What you are asked to do
Please return every line of the records that contains the word "JSON".
• • • • • • •
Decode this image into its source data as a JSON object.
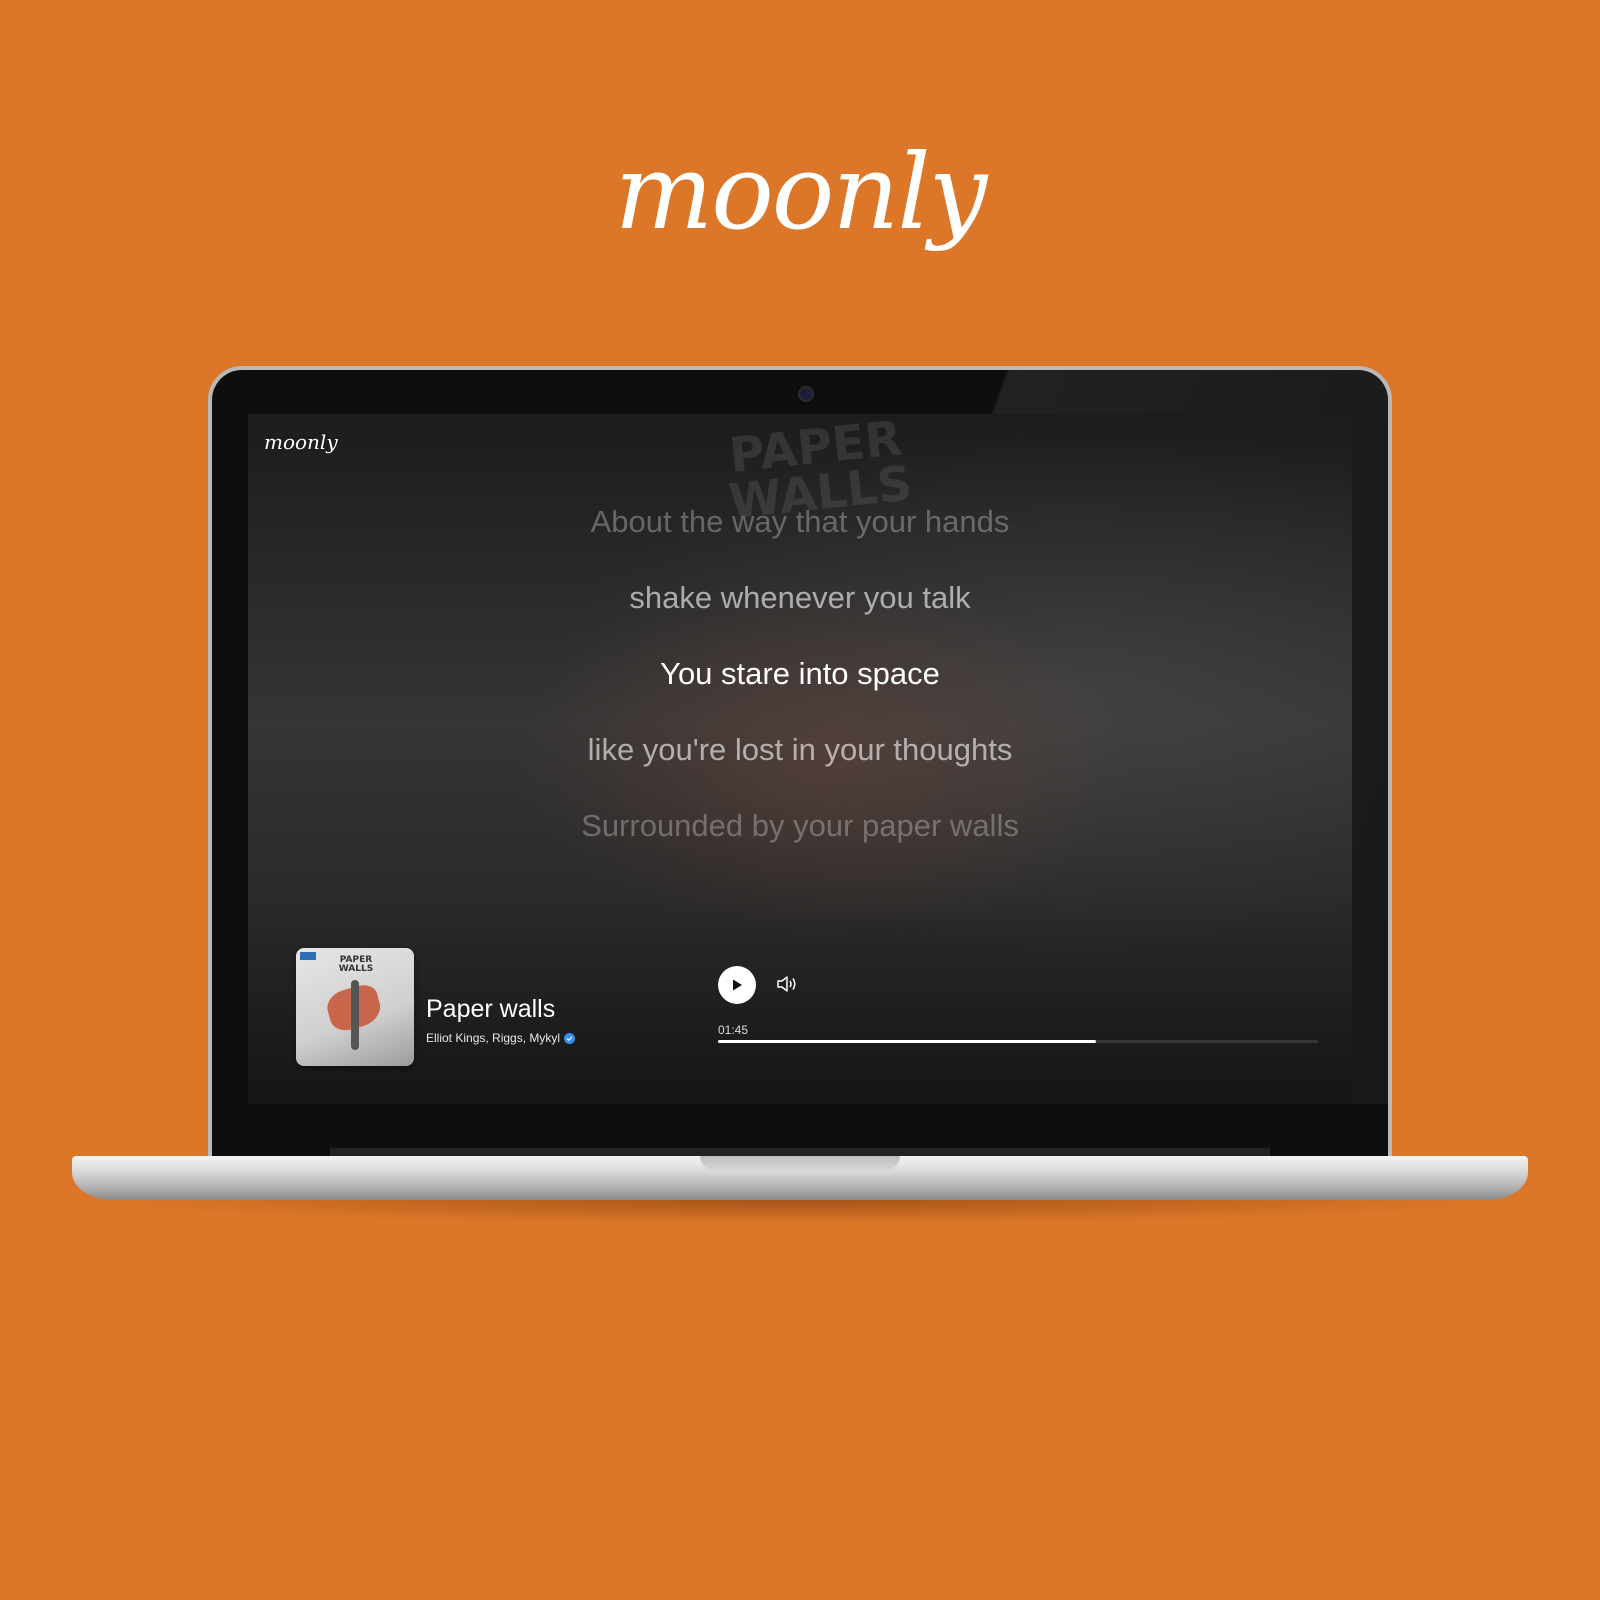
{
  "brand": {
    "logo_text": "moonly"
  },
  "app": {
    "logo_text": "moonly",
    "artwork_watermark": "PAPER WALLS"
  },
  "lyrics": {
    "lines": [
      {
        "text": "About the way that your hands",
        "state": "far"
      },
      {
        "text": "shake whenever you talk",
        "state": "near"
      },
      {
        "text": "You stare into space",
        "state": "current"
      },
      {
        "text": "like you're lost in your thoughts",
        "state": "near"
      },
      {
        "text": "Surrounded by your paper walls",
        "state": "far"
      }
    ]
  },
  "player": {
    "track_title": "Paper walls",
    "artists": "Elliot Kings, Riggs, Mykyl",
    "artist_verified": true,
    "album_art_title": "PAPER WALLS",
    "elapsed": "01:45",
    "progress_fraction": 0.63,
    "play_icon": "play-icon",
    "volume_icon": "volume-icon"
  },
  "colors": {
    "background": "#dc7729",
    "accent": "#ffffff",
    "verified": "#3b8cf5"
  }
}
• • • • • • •
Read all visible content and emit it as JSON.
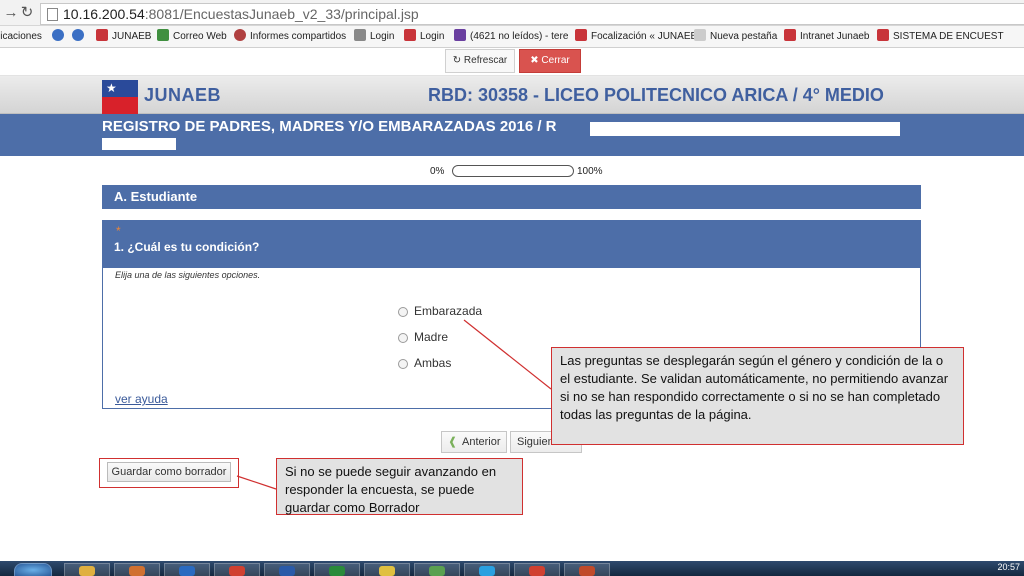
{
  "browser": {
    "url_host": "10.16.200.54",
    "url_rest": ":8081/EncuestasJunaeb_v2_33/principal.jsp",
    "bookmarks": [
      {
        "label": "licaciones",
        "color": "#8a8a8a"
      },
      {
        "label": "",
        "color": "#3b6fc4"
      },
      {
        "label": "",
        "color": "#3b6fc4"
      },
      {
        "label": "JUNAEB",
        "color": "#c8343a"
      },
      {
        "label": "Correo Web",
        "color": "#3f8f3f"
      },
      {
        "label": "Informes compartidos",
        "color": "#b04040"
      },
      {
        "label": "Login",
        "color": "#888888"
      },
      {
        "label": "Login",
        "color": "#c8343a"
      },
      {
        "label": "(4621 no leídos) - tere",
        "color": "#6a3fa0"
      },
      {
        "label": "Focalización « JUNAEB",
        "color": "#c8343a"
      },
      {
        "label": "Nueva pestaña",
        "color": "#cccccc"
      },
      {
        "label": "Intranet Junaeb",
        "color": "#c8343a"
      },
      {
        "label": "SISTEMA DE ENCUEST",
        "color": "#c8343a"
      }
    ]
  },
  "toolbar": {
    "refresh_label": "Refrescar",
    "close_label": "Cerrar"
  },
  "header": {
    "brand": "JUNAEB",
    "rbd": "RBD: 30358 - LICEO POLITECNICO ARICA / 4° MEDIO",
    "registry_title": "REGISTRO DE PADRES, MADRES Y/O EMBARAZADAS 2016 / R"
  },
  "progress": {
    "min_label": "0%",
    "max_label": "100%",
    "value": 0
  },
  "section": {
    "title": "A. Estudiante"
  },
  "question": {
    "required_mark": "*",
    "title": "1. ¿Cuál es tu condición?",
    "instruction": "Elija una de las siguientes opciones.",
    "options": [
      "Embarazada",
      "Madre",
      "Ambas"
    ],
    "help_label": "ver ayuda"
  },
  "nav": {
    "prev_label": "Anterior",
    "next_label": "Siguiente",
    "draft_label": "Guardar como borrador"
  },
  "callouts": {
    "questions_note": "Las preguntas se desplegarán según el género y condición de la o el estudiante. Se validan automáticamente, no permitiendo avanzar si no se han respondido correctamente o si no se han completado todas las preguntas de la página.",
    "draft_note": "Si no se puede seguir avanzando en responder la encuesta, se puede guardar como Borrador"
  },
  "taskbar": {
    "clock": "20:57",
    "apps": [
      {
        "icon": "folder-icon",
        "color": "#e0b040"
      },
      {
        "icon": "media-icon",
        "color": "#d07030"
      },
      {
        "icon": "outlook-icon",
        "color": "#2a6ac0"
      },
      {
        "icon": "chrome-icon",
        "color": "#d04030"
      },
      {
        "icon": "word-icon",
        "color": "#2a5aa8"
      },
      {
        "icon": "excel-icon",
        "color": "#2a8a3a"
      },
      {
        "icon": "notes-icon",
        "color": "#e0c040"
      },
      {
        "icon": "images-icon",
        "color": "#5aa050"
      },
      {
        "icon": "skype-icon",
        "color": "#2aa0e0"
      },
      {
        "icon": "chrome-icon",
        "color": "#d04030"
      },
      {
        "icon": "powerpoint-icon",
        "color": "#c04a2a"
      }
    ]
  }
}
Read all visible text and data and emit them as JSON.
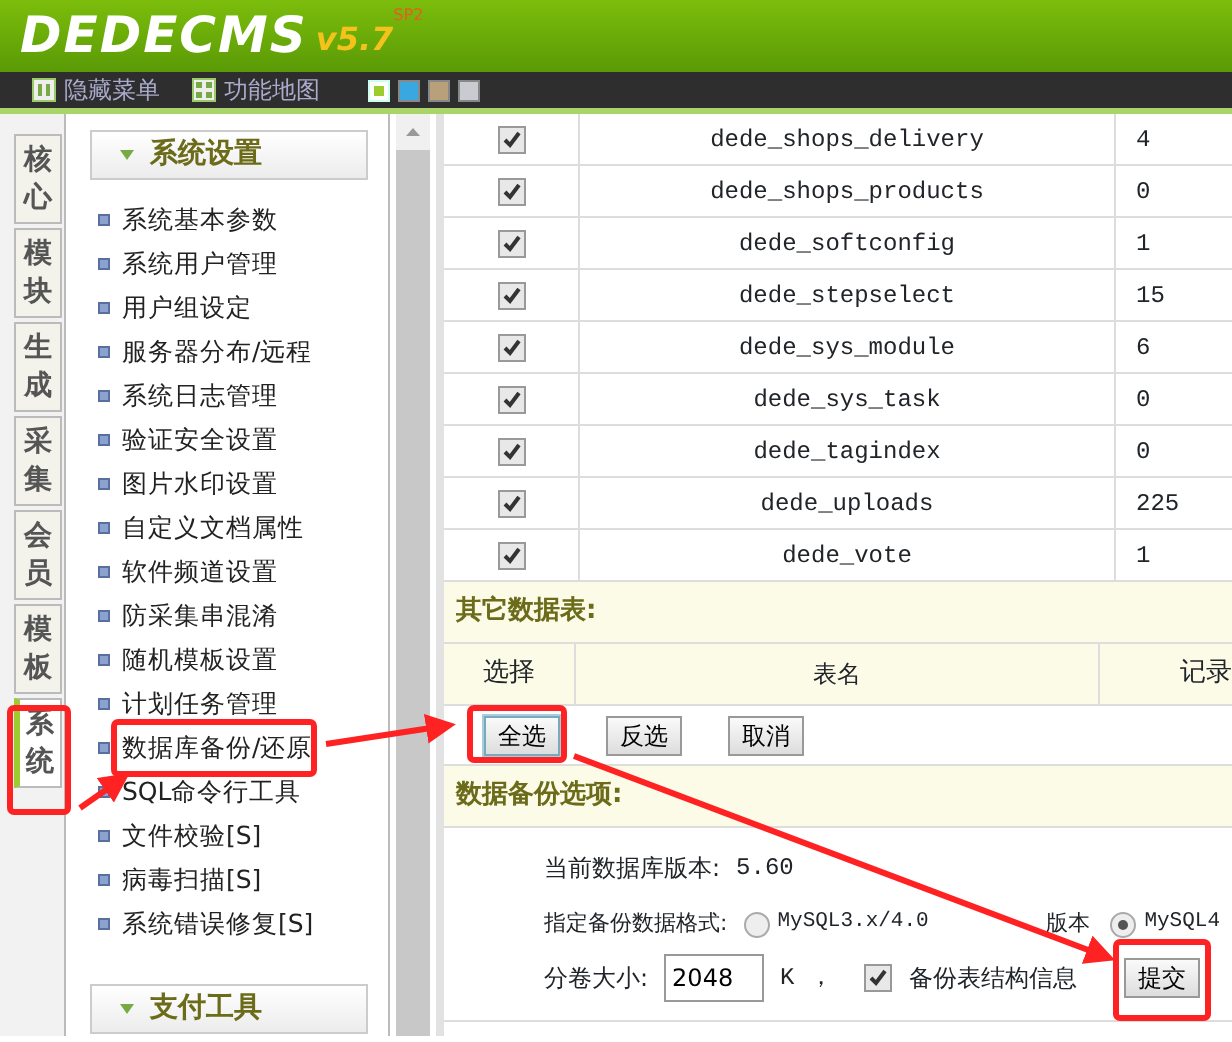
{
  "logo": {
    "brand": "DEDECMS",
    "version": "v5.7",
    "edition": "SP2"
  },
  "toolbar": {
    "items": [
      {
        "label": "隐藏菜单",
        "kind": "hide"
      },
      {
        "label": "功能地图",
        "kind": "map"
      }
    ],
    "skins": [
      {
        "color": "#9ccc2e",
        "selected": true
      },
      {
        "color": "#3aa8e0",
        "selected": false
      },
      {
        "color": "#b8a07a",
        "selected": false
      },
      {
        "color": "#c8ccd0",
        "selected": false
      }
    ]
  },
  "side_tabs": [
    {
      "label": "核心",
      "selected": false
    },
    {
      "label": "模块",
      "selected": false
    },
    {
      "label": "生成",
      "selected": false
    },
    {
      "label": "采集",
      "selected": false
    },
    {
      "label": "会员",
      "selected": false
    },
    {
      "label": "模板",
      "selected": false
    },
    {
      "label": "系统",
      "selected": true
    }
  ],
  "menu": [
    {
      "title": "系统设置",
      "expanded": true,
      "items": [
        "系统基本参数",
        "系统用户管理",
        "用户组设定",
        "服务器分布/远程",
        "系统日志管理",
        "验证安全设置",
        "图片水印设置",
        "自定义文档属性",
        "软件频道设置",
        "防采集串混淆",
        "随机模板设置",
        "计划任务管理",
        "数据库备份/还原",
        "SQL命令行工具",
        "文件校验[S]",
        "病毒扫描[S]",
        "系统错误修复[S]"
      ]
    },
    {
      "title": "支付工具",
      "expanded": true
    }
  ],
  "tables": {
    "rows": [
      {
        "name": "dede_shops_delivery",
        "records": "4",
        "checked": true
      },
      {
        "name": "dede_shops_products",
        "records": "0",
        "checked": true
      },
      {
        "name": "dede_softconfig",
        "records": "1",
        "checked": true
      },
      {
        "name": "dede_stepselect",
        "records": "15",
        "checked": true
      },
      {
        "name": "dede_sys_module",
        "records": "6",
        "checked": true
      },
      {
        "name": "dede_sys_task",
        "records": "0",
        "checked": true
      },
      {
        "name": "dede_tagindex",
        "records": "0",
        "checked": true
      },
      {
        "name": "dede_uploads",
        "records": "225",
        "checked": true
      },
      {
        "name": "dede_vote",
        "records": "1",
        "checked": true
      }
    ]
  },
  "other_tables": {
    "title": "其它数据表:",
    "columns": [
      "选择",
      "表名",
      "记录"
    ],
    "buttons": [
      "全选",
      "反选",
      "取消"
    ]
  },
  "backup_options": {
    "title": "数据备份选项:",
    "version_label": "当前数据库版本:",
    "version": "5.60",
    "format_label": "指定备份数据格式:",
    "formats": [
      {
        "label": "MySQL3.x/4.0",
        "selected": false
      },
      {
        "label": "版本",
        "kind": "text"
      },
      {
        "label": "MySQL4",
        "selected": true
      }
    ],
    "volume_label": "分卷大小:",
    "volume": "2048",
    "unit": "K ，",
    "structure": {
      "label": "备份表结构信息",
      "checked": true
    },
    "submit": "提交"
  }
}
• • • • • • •
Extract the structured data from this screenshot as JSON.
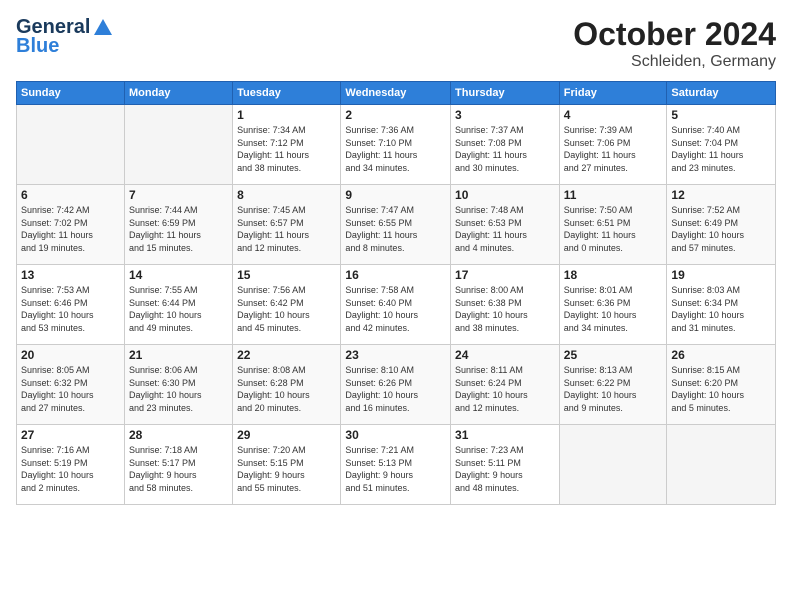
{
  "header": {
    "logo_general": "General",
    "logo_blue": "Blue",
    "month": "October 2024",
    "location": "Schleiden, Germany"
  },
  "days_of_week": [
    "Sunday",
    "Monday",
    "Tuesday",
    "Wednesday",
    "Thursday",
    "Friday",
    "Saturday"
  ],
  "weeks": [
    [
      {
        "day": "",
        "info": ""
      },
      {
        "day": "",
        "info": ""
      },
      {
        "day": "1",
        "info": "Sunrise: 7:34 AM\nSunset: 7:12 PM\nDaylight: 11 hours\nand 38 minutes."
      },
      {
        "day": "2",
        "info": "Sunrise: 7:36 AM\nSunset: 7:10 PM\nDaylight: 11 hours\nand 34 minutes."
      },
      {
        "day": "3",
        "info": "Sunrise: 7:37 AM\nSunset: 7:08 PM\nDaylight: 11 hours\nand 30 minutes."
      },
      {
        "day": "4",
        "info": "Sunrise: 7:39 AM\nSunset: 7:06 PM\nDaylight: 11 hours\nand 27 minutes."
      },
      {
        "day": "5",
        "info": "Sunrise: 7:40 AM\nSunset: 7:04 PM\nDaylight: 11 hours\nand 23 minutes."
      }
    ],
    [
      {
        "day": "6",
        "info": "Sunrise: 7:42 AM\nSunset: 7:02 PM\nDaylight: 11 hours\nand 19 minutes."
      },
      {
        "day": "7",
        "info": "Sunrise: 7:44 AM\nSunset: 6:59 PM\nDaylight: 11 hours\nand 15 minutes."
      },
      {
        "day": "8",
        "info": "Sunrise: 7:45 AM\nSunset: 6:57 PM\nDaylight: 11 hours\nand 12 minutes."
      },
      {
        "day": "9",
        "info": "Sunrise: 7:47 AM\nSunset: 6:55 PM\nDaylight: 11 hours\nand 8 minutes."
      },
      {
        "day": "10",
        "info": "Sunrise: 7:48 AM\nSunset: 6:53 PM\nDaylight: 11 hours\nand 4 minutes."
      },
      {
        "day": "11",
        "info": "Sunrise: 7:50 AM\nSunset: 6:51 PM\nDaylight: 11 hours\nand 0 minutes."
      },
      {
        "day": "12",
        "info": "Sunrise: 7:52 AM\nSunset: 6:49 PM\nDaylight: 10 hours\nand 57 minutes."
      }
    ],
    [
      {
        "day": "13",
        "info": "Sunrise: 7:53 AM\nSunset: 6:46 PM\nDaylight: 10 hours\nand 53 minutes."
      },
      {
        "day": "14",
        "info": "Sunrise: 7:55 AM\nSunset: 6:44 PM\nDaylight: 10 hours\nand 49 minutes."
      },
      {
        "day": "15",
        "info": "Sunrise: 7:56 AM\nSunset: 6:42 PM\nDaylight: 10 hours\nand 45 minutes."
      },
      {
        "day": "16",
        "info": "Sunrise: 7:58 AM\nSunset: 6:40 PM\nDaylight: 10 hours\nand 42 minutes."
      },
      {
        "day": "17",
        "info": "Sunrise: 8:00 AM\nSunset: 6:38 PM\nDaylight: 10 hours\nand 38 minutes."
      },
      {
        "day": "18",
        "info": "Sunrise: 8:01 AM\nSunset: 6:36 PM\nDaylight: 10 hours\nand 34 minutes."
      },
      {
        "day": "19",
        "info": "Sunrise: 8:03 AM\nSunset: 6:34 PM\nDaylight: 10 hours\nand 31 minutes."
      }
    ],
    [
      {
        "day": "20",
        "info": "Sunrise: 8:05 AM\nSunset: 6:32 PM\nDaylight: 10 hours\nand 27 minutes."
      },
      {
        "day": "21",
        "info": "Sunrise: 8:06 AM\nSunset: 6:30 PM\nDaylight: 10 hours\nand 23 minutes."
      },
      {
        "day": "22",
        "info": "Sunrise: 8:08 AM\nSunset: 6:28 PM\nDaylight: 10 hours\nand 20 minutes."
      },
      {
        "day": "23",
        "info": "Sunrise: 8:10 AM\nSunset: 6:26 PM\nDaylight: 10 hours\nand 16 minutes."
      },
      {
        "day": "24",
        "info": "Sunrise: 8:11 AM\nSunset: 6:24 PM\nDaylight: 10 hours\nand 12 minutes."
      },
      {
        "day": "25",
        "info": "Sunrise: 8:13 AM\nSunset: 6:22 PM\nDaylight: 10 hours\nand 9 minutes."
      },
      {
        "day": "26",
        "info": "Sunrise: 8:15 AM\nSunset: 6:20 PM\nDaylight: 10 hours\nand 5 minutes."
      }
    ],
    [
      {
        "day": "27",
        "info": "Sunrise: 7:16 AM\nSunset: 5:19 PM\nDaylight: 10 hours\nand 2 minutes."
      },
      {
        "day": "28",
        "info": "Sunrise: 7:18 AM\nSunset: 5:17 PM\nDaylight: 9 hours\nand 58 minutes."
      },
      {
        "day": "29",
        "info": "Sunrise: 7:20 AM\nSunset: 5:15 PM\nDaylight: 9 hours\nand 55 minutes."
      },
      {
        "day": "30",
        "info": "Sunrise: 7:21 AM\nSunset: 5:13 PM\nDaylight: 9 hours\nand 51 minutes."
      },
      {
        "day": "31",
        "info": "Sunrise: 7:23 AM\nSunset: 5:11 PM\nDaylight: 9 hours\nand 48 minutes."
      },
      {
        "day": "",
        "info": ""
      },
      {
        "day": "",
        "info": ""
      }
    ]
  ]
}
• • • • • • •
Answer space
Decode this image into its source data as a JSON object.
Read all visible content and emit it as JSON.
Read all visible text and data and emit them as JSON.
Extract the structured data from this screenshot as JSON.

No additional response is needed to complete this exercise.